In the 1960's, when central air was the new big thing, home styles began to change. The front porch, where families used to gather to catch a cool breeze and talk with the neighbors, began to disappear. And with it went the reason to "hang out" in your front yard.

Today, three Kansas City homeowners have put out a perennial welcome mat in the form of a front garden that not only becomes a place to socialize, but also to rest and refresh. And it doesn't hurt, either, that front gardens definitely increase curb appeal.

In Prairie Village, Scot and Carrie Lane love their mid-century modern home "with a shoji screen look", as Carrie sees it. To bring out the Zen in their landscape, they called on Brian Whitfill of Kissinger & Associates "to create the area to look like it belonged there, without it looking like it was forced upon the front of the house." Whitfill says.

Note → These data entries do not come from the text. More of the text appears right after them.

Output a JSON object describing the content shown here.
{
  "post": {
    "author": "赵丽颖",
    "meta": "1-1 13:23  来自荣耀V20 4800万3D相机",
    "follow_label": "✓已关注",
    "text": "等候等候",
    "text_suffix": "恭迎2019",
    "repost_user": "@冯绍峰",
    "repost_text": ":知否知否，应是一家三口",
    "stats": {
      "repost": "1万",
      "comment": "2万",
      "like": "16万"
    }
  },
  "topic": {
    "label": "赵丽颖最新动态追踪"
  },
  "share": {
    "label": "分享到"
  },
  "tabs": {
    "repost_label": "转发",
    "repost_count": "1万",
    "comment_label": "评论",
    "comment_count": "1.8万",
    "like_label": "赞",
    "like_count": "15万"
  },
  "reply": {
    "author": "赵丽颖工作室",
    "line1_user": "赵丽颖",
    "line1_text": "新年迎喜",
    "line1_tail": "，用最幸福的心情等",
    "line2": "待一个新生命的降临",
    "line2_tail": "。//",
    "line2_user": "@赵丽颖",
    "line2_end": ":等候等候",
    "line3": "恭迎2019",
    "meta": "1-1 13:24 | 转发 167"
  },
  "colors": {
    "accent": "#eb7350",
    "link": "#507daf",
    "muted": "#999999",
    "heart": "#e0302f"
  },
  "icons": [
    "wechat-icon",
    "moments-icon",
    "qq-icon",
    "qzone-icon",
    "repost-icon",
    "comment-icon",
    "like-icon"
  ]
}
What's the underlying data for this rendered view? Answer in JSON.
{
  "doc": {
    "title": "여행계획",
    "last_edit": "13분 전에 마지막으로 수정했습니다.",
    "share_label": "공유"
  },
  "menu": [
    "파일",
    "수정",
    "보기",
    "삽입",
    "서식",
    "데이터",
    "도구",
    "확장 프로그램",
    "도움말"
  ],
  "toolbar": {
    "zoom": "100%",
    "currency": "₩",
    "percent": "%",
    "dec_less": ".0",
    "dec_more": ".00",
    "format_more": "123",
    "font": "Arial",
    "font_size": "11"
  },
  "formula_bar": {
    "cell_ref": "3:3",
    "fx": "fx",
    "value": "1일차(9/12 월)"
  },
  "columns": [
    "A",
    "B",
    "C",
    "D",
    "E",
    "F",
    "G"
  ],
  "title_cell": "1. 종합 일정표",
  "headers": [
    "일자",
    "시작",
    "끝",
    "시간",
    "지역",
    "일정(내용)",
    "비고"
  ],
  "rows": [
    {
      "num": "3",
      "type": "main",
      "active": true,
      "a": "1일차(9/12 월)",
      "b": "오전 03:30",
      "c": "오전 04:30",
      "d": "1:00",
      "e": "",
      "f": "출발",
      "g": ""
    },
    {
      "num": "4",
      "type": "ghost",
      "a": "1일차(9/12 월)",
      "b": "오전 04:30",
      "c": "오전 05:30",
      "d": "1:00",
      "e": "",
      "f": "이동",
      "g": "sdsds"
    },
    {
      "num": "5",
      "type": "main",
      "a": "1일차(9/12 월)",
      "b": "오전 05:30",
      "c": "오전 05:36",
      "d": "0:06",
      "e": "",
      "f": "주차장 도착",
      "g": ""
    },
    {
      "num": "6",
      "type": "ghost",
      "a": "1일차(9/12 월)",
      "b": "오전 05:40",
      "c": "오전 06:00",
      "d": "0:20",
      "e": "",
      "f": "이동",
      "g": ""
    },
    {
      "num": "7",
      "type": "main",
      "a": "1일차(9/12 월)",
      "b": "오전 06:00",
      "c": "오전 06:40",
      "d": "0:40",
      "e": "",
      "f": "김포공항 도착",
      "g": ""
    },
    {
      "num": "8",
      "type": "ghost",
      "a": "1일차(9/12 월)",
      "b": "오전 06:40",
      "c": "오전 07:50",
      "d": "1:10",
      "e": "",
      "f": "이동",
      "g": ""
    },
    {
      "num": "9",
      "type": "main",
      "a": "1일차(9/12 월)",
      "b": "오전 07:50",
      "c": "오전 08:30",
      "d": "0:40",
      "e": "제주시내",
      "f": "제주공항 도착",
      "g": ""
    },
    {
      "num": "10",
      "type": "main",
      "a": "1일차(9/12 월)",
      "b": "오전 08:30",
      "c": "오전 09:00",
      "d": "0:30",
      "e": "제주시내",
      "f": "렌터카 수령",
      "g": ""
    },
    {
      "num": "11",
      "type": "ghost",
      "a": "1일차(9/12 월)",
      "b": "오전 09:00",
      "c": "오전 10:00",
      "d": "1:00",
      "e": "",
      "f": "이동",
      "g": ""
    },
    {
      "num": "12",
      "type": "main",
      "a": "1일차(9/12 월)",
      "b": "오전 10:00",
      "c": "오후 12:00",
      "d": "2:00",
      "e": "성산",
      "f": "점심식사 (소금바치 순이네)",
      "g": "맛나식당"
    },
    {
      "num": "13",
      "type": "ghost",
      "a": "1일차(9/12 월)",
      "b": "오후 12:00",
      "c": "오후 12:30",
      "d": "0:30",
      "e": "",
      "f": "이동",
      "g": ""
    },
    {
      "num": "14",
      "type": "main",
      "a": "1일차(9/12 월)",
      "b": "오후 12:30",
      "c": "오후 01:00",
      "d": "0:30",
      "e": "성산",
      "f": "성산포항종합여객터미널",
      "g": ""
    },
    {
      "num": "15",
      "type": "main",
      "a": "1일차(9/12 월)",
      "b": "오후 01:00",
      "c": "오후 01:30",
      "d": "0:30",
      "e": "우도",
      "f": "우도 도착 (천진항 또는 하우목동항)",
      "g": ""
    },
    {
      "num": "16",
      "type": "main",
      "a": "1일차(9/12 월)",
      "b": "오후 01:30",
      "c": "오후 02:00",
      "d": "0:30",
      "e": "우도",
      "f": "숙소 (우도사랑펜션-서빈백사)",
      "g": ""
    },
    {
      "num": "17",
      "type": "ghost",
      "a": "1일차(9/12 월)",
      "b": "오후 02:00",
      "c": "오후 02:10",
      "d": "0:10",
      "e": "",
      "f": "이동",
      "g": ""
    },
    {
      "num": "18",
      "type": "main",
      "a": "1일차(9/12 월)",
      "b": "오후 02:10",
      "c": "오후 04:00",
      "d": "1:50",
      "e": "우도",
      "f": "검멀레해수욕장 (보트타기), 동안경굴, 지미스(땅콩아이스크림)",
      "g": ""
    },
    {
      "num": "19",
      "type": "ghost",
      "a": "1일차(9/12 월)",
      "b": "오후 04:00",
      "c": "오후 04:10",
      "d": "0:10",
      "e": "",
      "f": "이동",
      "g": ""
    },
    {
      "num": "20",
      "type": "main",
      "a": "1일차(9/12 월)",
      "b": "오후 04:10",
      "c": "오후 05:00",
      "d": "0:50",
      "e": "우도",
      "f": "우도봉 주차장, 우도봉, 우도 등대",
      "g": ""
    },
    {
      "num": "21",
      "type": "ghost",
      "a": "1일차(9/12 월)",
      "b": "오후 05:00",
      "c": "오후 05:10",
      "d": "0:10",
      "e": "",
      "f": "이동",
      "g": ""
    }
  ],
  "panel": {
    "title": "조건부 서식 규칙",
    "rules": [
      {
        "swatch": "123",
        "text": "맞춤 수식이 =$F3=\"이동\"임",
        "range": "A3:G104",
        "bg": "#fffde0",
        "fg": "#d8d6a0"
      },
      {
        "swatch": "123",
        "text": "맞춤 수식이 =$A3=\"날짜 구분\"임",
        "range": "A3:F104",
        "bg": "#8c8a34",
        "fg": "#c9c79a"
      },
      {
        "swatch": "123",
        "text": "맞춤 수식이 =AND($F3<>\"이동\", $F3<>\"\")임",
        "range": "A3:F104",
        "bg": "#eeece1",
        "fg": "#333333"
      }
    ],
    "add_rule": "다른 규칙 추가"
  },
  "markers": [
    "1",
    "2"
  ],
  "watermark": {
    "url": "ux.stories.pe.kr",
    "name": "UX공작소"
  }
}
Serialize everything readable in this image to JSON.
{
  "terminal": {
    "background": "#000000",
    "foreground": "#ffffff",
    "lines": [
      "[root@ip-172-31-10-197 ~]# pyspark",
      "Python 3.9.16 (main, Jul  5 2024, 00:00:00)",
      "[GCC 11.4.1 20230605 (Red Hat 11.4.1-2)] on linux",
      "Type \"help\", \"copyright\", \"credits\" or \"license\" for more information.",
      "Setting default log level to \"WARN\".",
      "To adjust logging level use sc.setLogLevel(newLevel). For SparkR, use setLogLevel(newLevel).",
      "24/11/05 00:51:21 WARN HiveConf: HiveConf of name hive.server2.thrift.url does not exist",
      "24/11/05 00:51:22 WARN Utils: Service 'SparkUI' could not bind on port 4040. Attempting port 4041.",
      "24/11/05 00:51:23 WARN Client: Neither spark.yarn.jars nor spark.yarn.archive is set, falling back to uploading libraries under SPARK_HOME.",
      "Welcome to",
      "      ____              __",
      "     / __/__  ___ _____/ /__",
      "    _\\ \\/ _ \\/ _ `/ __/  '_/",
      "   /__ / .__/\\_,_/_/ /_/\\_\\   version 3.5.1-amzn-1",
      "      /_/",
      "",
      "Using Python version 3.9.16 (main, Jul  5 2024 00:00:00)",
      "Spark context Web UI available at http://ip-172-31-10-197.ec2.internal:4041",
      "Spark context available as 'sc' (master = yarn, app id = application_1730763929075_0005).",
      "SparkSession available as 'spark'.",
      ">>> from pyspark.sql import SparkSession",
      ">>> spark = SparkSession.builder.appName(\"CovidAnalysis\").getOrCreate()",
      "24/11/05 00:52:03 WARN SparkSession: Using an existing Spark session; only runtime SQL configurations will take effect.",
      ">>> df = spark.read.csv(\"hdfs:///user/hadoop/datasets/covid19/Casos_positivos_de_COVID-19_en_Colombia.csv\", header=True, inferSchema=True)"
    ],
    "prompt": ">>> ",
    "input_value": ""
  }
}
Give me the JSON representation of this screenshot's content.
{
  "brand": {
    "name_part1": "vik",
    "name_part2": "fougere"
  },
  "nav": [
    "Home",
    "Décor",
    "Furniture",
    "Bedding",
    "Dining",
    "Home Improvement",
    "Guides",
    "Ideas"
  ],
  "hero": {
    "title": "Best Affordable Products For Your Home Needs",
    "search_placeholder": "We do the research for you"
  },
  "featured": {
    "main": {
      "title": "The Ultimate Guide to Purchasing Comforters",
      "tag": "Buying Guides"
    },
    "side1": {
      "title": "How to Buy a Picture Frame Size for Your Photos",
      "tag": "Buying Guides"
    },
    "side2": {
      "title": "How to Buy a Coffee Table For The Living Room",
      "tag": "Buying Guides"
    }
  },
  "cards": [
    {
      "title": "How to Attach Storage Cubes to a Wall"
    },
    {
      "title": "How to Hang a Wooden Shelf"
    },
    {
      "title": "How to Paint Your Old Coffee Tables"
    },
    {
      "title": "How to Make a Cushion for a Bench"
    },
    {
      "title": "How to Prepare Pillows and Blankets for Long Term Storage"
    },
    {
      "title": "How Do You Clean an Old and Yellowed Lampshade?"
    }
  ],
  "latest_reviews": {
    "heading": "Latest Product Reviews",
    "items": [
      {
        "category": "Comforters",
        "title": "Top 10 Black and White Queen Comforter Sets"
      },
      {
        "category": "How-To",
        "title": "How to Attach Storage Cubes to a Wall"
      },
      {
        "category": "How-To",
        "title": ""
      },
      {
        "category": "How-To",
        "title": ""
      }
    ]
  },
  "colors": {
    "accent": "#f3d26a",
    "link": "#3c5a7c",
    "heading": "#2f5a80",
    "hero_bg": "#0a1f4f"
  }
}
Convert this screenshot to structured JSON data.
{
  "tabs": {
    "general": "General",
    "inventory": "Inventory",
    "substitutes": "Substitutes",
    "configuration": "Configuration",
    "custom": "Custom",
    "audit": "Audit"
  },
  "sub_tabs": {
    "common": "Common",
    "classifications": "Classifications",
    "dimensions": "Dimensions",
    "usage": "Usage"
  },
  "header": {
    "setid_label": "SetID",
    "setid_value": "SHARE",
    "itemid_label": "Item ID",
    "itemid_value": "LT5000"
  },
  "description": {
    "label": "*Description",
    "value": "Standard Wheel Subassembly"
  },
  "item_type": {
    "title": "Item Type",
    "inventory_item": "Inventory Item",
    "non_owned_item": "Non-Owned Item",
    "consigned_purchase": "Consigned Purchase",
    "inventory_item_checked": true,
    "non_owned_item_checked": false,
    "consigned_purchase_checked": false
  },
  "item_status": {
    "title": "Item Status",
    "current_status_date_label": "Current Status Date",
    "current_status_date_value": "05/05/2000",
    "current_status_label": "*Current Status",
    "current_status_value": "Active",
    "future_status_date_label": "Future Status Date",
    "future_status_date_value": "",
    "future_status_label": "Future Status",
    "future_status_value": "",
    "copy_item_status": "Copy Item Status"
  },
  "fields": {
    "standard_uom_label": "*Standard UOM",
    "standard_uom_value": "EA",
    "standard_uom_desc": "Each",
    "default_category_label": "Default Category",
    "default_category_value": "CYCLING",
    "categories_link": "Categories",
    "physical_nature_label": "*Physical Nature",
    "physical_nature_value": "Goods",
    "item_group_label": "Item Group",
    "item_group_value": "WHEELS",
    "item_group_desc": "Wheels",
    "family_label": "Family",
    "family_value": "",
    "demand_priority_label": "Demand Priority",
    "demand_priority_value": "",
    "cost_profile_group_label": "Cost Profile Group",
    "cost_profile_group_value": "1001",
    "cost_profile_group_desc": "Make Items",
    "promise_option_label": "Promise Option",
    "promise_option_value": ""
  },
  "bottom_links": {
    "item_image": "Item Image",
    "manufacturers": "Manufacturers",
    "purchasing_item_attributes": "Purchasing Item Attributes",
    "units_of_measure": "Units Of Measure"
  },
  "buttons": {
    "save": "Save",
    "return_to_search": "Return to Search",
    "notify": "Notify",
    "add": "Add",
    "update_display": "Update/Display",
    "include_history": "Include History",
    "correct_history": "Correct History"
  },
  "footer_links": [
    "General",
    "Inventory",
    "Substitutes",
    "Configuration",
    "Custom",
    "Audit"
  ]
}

The flag-shaped garden, complete with a Japanese pagoda and a carp pond, becomes a kind of processional entry up to the carved wood antique Chinese doors, Whitfill uses lots of natural materials - pine needle mulch, river rock in random patterns, pebble aggregate in concrete - along with low-maintenance plants such as inkberry bush, blue Atlas cedar, Japanese maple, dwarf holly, cypress and bamboo in a giant pot as well as the existing crabapple and red bud trees. "We thought it was going to appear more Oriental themed, but it turned out more of a woodland garden that we love." says Scott